“Ambrym is a place between paradise and hell,” I used to hear from my friend and fellow teacher Bertrand. And one should also know how to rest properly, especially when there is a lot of work. So, after two years of teaching together on the island of Tanna, Bertrand took me with him to spend the holidays with his family on his home island of Ambrym, to the small village of Sesivi on its west coast. Bertrand’s famous catchphrase explained itself immediately upon my arrival. Ambrym is a wonderful island, simple and essentially paradisiacal, and the locals have similar qualities. What is hellish is the heat that the sun and, supposedly, the island’s three majestic volcanoes inflict on its poor inhabitants. They rise up in the middle of the island, and even from the coast at night their red glow can easily be seen above the horizon. But the hell could also be a reference to the murderous black magic. Ambrym is certainly known for it. When my friends from Tanna heard that I would be spending some time on Ambrym, they began a chorus of lamentations: “Don’t go, someone will bewitch you!”, “You’ll never come back, they’ll cast a spell on you and something terrible will happen to you!” … or well-intentioned advice: “Don’t eat anything they give you, it might be poisoned!” Those who have spent more time on Vanuatu know what I am talking about. Bertrand remained calm and told me with the authority of an expert that I was safe in his village and that black magic was only dangerous in the north of the island. So I set off without fear, but full of expectations.
An important realization that came with the heat of the first day was that the only fresh water available in the village came from thermal springs on the coast. Hot thermal springs. In tropical heat. Great. Fortunately, some of the villages have built cisterns to collect rainwater. Still, throughout my time on Ambrym, I had a constant feeling of thirst and “cookedness”. They would only leave me when the temperature got a little more reasonable in the evening and the village men gathered in the nakamal to share kava and talk.

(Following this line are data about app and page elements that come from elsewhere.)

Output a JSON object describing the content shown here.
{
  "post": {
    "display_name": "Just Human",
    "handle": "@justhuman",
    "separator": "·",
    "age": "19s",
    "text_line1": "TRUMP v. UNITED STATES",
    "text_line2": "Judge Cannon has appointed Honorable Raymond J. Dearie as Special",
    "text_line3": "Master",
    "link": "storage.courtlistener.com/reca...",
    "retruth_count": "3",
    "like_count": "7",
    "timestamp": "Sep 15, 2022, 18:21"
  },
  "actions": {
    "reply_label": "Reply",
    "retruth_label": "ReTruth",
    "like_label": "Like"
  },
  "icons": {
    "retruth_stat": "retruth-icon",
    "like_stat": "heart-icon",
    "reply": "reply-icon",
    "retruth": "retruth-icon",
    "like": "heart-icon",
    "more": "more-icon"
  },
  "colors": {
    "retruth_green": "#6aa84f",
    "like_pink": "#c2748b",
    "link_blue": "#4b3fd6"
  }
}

Life here, like all of Vanuatu, is colorful. One day we harvested copra on a coconut plantation. Another day we took Bertrand’s old rifle and hunted wild chickens through the jungle-covered mountains of Ambrym. The fact that each of us eventually got some was a miracle, as even getting his moody old rifle to fire sometimes required superhuman effort. Another time we hiked five hours from Port Vato through the night jungle and old lava flows up to the eerie looking volcanic desert and the Marum volcano. A breathtaking view. Back in the village, we prepared the breadfruit “nalot” and I admired the incredible sunsets painted behind the silhouette of Malikolo Island. I talked with the village elders about the stars, life in the village and the beginnings of the mission, listened to them, learned from them… and thanks to Bertrand, I felt at home even on this faraway island.